Learning to Live With Pets

What Every Cat Owner Needs To Know About Brown Recluse Spider Bites

If your cat has an unexplained sore or wound, it's important that you figure out what caused it. Your cat may have been bitten by a brown recluse spider. If so, he will need immediate veterinarian care to combat the venom that may be circulating through his bloodstream. The venom can cause organ failure and death. Here's what you need to know.

Symptoms That May Appear If Your Cat Has Been Bitten

When a brown recluse bites your cat, you may not notice any symptoms right away. In fact, your cat may not even notice that he's been bitten. However, sometimes there is some local pain and stinging. You may not see the first signs of the bite until about 6-8 hours later when your cat may scratch, rub or lick a certain spot continuously and never find relief for the itching.

A lesion with a dark scab in the middle will form at the bite site. This is a necrotic ulcer which means the soft tissues surrounding the spider bite are dead and/or dying from the venom. Your cat may be nauseous and have joint pain. Of course, since your cat cannot tell you verbally what is wrong, you'll have to watch him closely. Does he have a normal appetite? Does he seem to walk gingerly or does he avoid walking whenever possible?

If the venom reaches the bloodstream, it can cause many serious problems such as renal failure and problems with blood coagulation. This means the blood will no longer clot, which could cause your cat to bleed to death.

Cats are Susceptible to Brown Recluse Spider Bites
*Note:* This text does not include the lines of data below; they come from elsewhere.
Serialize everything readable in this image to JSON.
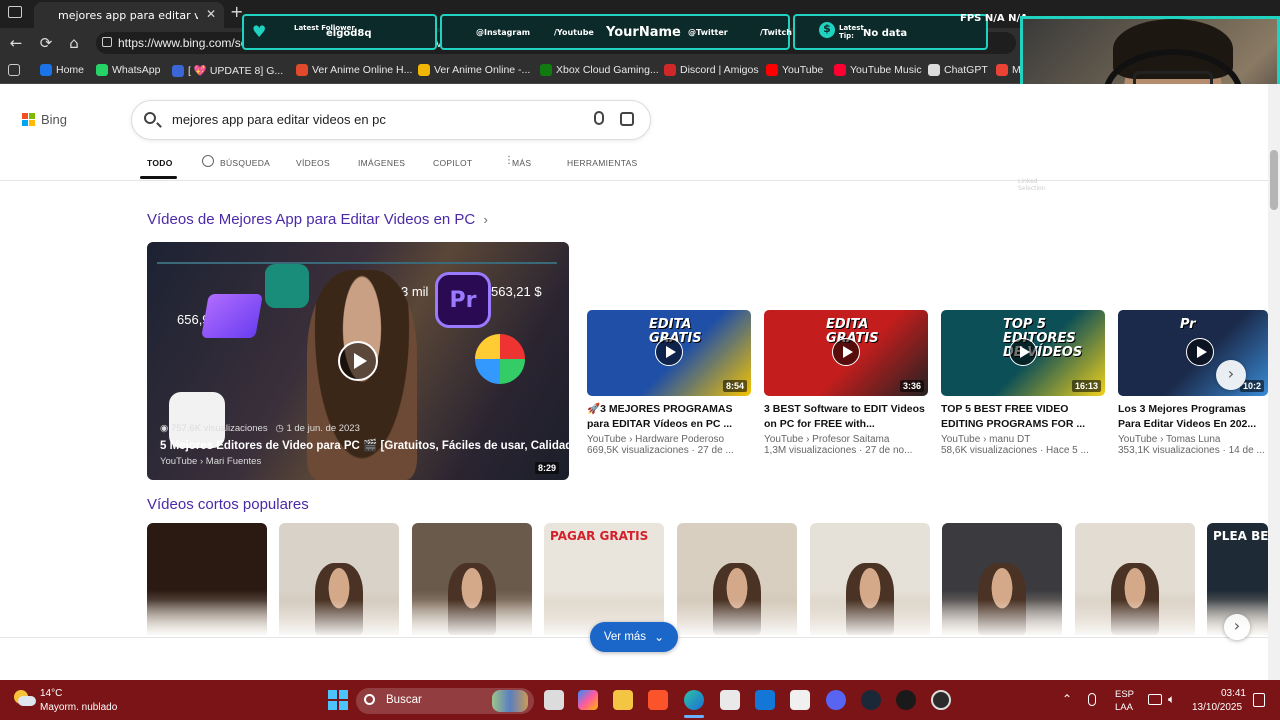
{
  "browser": {
    "tab_title": "mejores app para editar videos en",
    "url": "https://www.bing.com/search?q=mejores+app+para+editar+videos+en+pc&form=",
    "bookmarks": [
      {
        "label": "Home",
        "color": "#1a73e8"
      },
      {
        "label": "WhatsApp",
        "color": "#25d366"
      },
      {
        "label": "[ 💖 UPDATE 8] G...",
        "color": "#3b66d6"
      },
      {
        "label": "Ver Anime Online H...",
        "color": "#e04a2a"
      },
      {
        "label": "Ver Anime Online -...",
        "color": "#f2b705"
      },
      {
        "label": "Xbox Cloud Gaming...",
        "color": "#107c10"
      },
      {
        "label": "Discord | Amigos",
        "color": "#d02828"
      },
      {
        "label": "YouTube",
        "color": "#ff0000"
      },
      {
        "label": "YouTube Music",
        "color": "#ff0033"
      },
      {
        "label": "ChatGPT",
        "color": "#dddddd"
      },
      {
        "label": "M",
        "color": "#ea4335"
      }
    ]
  },
  "overlay": {
    "latest_follower_label": "Latest Follower",
    "latest_follower": "elgod8q",
    "instagram": "@Instagram",
    "youtube": "/Youtube",
    "your_name": "YourName",
    "twitter": "@Twitter",
    "twitch": "/Twitch",
    "latest_tip_label": "Latest Tip:",
    "latest_tip": "No data",
    "fps_label": "FPS",
    "fps_value": "N/A",
    "fps_value2": "N/A"
  },
  "bing": {
    "logo_text": "Bing",
    "query": "mejores app para editar videos en pc",
    "tabs": [
      "TODO",
      "BÚSQUEDA",
      "VÍDEOS",
      "IMÁGENES",
      "COPILOT",
      "MÁS",
      "HERRAMIENTAS"
    ],
    "section_videos_title": "Vídeos de Mejores App para Editar Videos en PC",
    "featured": {
      "stat1": "656,9 mil",
      "stat2": "3 mil",
      "stat3": "563,21 $",
      "views": "757,6K visualizaciones",
      "date": "1 de jun. de 2023",
      "title": "5 Mejores Editores de Video para PC 🎬 [Gratuitos, Fáciles de usar, Calidad...]",
      "source": "YouTube › Mari Fuentes",
      "duration": "8:29"
    },
    "cards": [
      {
        "title": "🚀3 MEJORES PROGRAMAS para EDITAR Vídeos en PC ...",
        "source": "YouTube › Hardware Poderoso",
        "meta": "669,5K visualizaciones · 27 de ...",
        "duration": "8:54",
        "overlay_text": "EDITA GRATIS",
        "color1": "#1f4fa6",
        "color2": "#f5c400"
      },
      {
        "title": "3 BEST Software to EDIT Videos on PC for FREE with...",
        "source": "YouTube › Profesor Saitama",
        "meta": "1,3M visualizaciones · 27 de no...",
        "duration": "3:36",
        "overlay_text": "EDITA GRATIS",
        "color1": "#c41d1d",
        "color2": "#222222"
      },
      {
        "title": "TOP 5 BEST FREE VIDEO EDITING PROGRAMS FOR ...",
        "source": "YouTube › manu DT",
        "meta": "58,6K visualizaciones · Hace 5 ...",
        "duration": "16:13",
        "overlay_text": "TOP 5 EDITORES DE VÍDEOS",
        "color1": "#0d4f57",
        "color2": "#f2d21b"
      },
      {
        "title": "Los 3 Mejores Programas Para Editar Videos En 202...",
        "source": "YouTube › Tomas Luna",
        "meta": "353,1K visualizaciones · 14 de ...",
        "duration": "10:2",
        "overlay_text": "Pr",
        "color1": "#1b2a4a",
        "color2": "#3a8bd6"
      }
    ],
    "section_shorts_title": "Vídeos cortos populares",
    "shorts": [
      {
        "color": "#2a1a12",
        "text": ""
      },
      {
        "color": "#d9d2c8",
        "text": ""
      },
      {
        "color": "#6a5a4c",
        "text": ""
      },
      {
        "color": "#e9e5dc",
        "text": "PAGAR GRATIS"
      },
      {
        "color": "#d8cfc1",
        "text": ""
      },
      {
        "color": "#e6e1d8",
        "text": ""
      },
      {
        "color": "#3b3b3f",
        "text": ""
      },
      {
        "color": "#e2dcd2",
        "text": ""
      },
      {
        "color": "#1e2a35",
        "text": "PLEA BE KIN"
      }
    ],
    "ver_mas": "Ver más",
    "faded_text": "Linked Selection"
  },
  "taskbar": {
    "temp": "14°C",
    "weather": "Mayorm. nublado",
    "search_placeholder": "Buscar",
    "lang1": "ESP",
    "lang2": "LAA",
    "time": "03:41",
    "date": "13/10/2025"
  }
}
Cats love hiding and digging in dark places… the same types of places that brown recluse spiders make their homes. Brown recluse spiders are not aggressive. They don't go looking for people and animals to take a bite out of. But, they will bite when they are scared for their own safety. The spiders like dark, cozy areas. An example of a favorite place is a box full of clothing inside a storage room or closet. The area underneath a porch is another favorite place. If your cat likes to sleep or dig around in these types of places, he may have been bitten.

Diagnosis by Veterinarian Is Important

As was said earlier, venom from a brown spider bite can kill if the cat is not treated in a timely manner. It is important to take your cat to the veterinarian for a diagnosis, especially if he has an unexplained necrotic ulcer, sore or wound. Tell your veterinarian that your cat may have been bitten by a brown recluse spider. There are specific blood tests that can be done to determine if venom from the brown recluse spider is present in the blood. However, this test is typically not done unless there is a strong suspicion.

Treatment May Require Hospitalization

Depending on the severity of the wound and whether or not venom was found in the blood, treatment may require hospitalization. Your cat may need intravenous fluid and cold compresses to the wound for a mild case. Severe cases may involve blood transfusions and surgeries. The dead tissues may need to be surgically removed. You can expect your cat to be hospitalized. While your cat is recovering from his brown recluse spider bite, it's a good idea to go through your home and find all the areas where brown recluse spiders may be living. Be sure to wear protective gloves and clothing, because their bites are poisonous to humans as well. Don't reach into any boxes blindly. 

Be sure to keep a close eye on your cat if he tends to sleep and hide in dark places and boxes. He may be bitten by a brown recluse spider, which may cause him to become seriously ill. If he does show signs of a bite, take him to a vet clinic, like Pet Medical Center – Full Service Veterinary Care, for diagnosis and treatment.